*** Entries shown

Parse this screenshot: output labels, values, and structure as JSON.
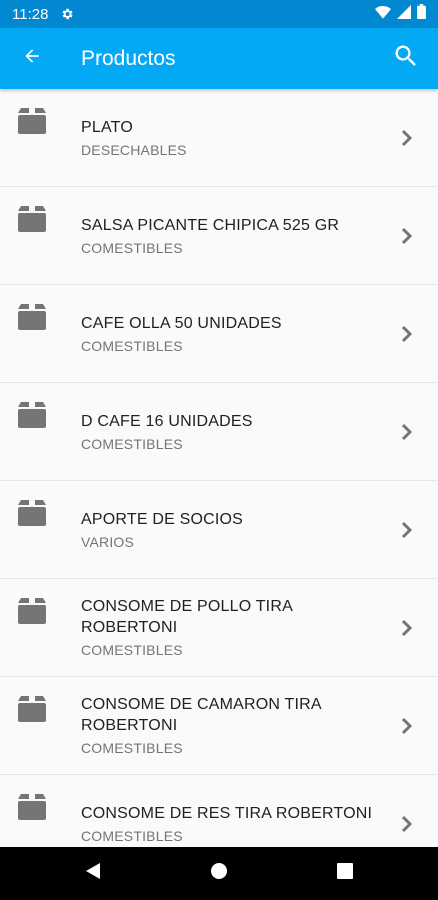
{
  "status_bar": {
    "time": "11:28",
    "icons": [
      "gear-icon",
      "wifi-icon",
      "signal-icon",
      "battery-icon"
    ]
  },
  "app_bar": {
    "title": "Productos",
    "back_icon": "arrow-back-icon",
    "search_icon": "search-icon"
  },
  "colors": {
    "app_bar": "#03A9F4",
    "status_bar": "#0288D1",
    "icon_gray": "#757575",
    "text_primary": "#212121",
    "text_secondary": "#757575"
  },
  "products": [
    {
      "name": "PLATO",
      "category": "DESECHABLES"
    },
    {
      "name": "SALSA PICANTE CHIPICA 525 GR",
      "category": "COMESTIBLES"
    },
    {
      "name": "CAFE OLLA 50 UNIDADES",
      "category": "COMESTIBLES"
    },
    {
      "name": "D CAFE 16 UNIDADES",
      "category": "COMESTIBLES"
    },
    {
      "name": "APORTE DE SOCIOS",
      "category": "VARIOS"
    },
    {
      "name": "CONSOME DE POLLO TIRA ROBERTONI",
      "category": "COMESTIBLES"
    },
    {
      "name": "CONSOME DE CAMARON TIRA ROBERTONI",
      "category": "COMESTIBLES"
    },
    {
      "name": "CONSOME DE RES TIRA ROBERTONI",
      "category": "COMESTIBLES"
    }
  ],
  "nav_bar": {
    "buttons": [
      "back-triangle-icon",
      "home-circle-icon",
      "recents-square-icon"
    ]
  }
}
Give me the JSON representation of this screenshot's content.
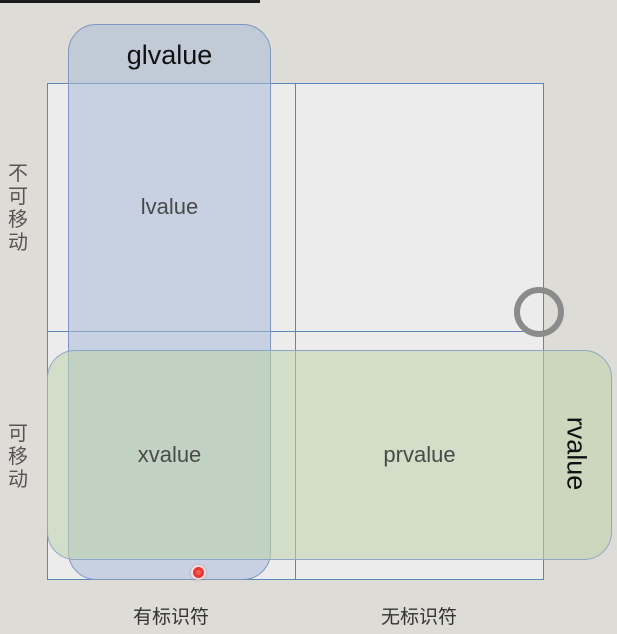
{
  "categories": {
    "glvalue": "glvalue",
    "rvalue": "rvalue",
    "lvalue": "lvalue",
    "xvalue": "xvalue",
    "prvalue": "prvalue"
  },
  "rows": {
    "not_movable": "不可移动",
    "movable": "可移动"
  },
  "columns": {
    "has_identity": "有标识符",
    "no_identity": "无标识符"
  },
  "overlays": {
    "loading_indicator": "loading-ring-icon",
    "cursor": "red-pointer-dot-icon"
  },
  "colors": {
    "background": "#dedcd6",
    "grid_line": "#5b86b8",
    "glvalue_fill": "#aabcd8",
    "rvalue_fill": "#bed4aa"
  }
}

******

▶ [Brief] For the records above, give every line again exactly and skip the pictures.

▶ [Problem solution]
Parse this screenshot: output labels, values, and structure as JSON.
{
  "status_bar": {
    "time": "11:28",
    "icons": [
      "gear-icon",
      "wifi-icon",
      "signal-icon",
      "battery-icon"
    ]
  },
  "app_bar": {
    "title": "Productos",
    "back_icon": "arrow-back-icon",
    "search_icon": "search-icon"
  },
  "colors": {
    "app_bar": "#03A9F4",
    "status_bar": "#0288D1",
    "icon_gray": "#757575",
    "text_primary": "#212121",
    "text_secondary": "#757575"
  },
  "products": [
    {
      "name": "PLATO",
      "category": "DESECHABLES"
    },
    {
      "name": "SALSA PICANTE CHIPICA 525 GR",
      "category": "COMESTIBLES"
    },
    {
      "name": "CAFE OLLA 50 UNIDADES",
      "category": "COMESTIBLES"
    },
    {
      "name": "D CAFE 16 UNIDADES",
      "category": "COMESTIBLES"
    },
    {
      "name": "APORTE DE SOCIOS",
      "category": "VARIOS"
    },
    {
      "name": "CONSOME DE POLLO TIRA ROBERTONI",
      "category": "COMESTIBLES"
    },
    {
      "name": "CONSOME DE CAMARON TIRA ROBERTONI",
      "category": "COMESTIBLES"
    },
    {
      "name": "CONSOME DE RES TIRA ROBERTONI",
      "category": "COMESTIBLES"
    }
  ],
  "nav_bar": {
    "buttons": [
      "back-triangle-icon",
      "home-circle-icon",
      "recents-square-icon"
    ]
  }
}
Give me the JSON representation of this screenshot's content.
{
  "categories": {
    "glvalue": "glvalue",
    "rvalue": "rvalue",
    "lvalue": "lvalue",
    "xvalue": "xvalue",
    "prvalue": "prvalue"
  },
  "rows": {
    "not_movable": "不可移动",
    "movable": "可移动"
  },
  "columns": {
    "has_identity": "有标识符",
    "no_identity": "无标识符"
  },
  "overlays": {
    "loading_indicator": "loading-ring-icon",
    "cursor": "red-pointer-dot-icon"
  },
  "colors": {
    "background": "#dedcd6",
    "grid_line": "#5b86b8",
    "glvalue_fill": "#aabcd8",
    "rvalue_fill": "#bed4aa"
  }
}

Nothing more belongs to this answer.